A NATURAL HISTORY WRITER. Based in the Pacific Northwest, Damian Fagan is a freelance natural history writer and nature photographer who focuses on the flora and fauna of the Pacific Northwest. Of course, this gives him a good excuse to go hiking...
The wildflower display in southern Utah was incredible this year. Thanks to an El Nino fall and winter, the desert exploded with flowers. Some had not been seen for years, others just came on in abundance. Unfortunately, my Canyon Country Wildflowers field guide was unavailable from the Globe Pequot Press. Staff changes at GPP and the book entering the reprinting cycle resulted in copies not being available. Fortunately, the reprint process is underway and I'll be making changes and additions to the book. That being said, I don't know when the release date for the revised edition will be. But, I am crossing my fingers that there are a few more El Nino years ahead!

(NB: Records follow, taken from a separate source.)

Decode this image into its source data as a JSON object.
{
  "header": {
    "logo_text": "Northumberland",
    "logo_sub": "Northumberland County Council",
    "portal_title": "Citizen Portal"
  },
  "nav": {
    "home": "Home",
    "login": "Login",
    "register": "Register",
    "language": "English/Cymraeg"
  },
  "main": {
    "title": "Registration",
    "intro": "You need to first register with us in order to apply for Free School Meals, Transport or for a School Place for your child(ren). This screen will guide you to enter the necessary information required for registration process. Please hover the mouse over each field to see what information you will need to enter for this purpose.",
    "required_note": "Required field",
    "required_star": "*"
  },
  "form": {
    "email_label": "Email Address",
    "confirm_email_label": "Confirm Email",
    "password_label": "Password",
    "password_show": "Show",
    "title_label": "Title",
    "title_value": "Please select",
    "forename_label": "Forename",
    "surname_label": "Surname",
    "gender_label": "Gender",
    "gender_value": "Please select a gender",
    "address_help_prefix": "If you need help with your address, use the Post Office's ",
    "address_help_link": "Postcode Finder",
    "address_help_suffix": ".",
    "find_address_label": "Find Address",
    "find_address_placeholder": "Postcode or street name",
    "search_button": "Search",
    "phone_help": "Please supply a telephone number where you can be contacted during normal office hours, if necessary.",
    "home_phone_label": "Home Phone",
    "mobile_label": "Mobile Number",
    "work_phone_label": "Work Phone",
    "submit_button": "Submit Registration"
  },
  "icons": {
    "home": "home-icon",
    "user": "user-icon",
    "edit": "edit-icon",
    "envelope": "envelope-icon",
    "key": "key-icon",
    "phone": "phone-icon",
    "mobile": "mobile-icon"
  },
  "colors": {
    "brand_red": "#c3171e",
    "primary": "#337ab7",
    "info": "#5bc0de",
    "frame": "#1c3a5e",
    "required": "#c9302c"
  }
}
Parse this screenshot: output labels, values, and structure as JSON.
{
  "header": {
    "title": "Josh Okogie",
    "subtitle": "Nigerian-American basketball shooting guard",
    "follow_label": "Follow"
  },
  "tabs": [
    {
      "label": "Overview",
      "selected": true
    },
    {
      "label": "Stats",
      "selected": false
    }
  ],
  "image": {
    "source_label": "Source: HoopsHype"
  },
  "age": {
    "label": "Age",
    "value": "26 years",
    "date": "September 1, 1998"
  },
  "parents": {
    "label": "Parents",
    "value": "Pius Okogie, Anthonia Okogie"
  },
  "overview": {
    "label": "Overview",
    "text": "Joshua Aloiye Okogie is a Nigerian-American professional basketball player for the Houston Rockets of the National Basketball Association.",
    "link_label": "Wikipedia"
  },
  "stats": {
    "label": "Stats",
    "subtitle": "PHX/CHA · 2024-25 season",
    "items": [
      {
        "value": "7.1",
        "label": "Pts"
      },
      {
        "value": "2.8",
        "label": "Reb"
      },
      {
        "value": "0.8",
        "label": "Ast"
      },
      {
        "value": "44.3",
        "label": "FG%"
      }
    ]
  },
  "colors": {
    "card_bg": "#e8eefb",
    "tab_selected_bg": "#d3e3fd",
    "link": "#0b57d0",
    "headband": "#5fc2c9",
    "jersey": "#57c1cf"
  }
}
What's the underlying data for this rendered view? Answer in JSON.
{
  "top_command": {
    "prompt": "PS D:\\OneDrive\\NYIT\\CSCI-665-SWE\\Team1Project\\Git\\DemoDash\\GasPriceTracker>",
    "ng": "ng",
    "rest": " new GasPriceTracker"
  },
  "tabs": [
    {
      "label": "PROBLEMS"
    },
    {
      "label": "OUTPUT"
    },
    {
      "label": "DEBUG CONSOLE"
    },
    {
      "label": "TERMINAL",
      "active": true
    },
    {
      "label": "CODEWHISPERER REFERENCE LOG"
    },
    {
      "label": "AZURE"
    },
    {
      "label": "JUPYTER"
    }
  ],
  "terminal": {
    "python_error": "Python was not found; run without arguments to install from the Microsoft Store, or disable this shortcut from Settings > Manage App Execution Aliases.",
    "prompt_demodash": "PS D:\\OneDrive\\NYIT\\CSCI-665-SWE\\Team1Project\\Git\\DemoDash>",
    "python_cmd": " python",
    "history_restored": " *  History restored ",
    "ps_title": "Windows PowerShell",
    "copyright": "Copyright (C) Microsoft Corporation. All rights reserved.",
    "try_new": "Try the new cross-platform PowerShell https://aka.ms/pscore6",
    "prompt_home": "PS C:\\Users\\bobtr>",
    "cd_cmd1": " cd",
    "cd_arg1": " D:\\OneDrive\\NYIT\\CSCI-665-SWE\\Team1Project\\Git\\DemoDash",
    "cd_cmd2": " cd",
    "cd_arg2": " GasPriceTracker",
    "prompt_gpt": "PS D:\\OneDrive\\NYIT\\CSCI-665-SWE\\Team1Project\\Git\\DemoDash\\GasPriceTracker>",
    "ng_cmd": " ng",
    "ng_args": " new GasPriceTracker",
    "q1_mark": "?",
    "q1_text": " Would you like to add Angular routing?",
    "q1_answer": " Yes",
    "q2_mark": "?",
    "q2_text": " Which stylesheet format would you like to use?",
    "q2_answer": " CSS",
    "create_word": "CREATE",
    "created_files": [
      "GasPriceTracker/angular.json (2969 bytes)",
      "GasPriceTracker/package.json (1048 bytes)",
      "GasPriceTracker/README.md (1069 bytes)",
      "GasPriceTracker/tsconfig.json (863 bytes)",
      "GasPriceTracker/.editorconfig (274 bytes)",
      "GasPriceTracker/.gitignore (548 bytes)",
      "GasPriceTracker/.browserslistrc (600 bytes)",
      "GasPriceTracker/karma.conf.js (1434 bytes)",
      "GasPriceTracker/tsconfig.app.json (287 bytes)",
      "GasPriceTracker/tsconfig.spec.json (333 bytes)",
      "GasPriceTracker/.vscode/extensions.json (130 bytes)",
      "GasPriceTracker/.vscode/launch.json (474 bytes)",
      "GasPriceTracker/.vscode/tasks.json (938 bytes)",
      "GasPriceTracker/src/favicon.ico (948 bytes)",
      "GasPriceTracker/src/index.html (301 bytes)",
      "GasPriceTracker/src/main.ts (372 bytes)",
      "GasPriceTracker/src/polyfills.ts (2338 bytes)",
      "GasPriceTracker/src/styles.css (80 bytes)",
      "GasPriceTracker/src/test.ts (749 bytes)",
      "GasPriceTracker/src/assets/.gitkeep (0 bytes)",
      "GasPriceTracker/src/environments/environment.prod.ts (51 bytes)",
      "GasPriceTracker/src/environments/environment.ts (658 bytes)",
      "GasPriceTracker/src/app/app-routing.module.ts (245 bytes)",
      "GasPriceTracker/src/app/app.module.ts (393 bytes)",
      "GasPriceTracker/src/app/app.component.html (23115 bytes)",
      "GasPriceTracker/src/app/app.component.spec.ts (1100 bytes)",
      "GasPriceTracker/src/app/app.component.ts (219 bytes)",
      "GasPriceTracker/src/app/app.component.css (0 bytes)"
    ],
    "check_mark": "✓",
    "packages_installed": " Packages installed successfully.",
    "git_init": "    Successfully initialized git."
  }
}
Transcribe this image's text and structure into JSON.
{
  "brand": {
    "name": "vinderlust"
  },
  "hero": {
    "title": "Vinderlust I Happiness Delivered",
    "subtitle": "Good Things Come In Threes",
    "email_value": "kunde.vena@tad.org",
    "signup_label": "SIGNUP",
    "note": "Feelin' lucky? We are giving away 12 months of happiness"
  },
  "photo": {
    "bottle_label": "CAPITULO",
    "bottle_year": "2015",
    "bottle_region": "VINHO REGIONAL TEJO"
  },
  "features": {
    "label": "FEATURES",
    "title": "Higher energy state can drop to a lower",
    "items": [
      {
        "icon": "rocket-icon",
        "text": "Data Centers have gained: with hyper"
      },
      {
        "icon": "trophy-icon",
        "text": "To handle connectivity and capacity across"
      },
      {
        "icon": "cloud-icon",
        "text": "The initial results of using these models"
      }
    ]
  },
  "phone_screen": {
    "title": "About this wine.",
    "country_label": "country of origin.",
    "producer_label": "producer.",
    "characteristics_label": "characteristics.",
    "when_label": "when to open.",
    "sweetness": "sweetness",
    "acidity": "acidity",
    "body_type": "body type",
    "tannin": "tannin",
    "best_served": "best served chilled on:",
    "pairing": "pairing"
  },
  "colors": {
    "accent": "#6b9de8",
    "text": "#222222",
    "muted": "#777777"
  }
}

...and in the canyons of southern Utah. Spectacular. Awesome. Familiar. Landscape that I once knew so well.
Wildflowers abounded in the Moab area; a product of winter snowfall and spring rain. Probably the best bloom in over thirty years. Species unseen for years now in full regalia. Fields of wildflowers cloaking the desert, and I was only there towards the end. Hopefully some of the photos taken will go into the new and revised edition of Canyon Country Wildflowers due out sometime in Spring of 2011.
But it wasn't just the endless blooms and verdant desert that held my interest. Interrupting the heat of summer was a cold front straight from the Arctic. The almost-bare La Sal Mountains got more than dusted with a June snowstorm - either the first snow of the season or a very late spring storm depending upon your perspective. Many Moabites were not thrilled at the idea of winter returning; many swore they would not complain about the summer sun if winter would only cease. Reminds me of a David Lee poem, Ugly, where the farmers sacrifice half-wit sons, farm animals, and furniture to try and stop the rains. But what changed the weather? "She was a good wife."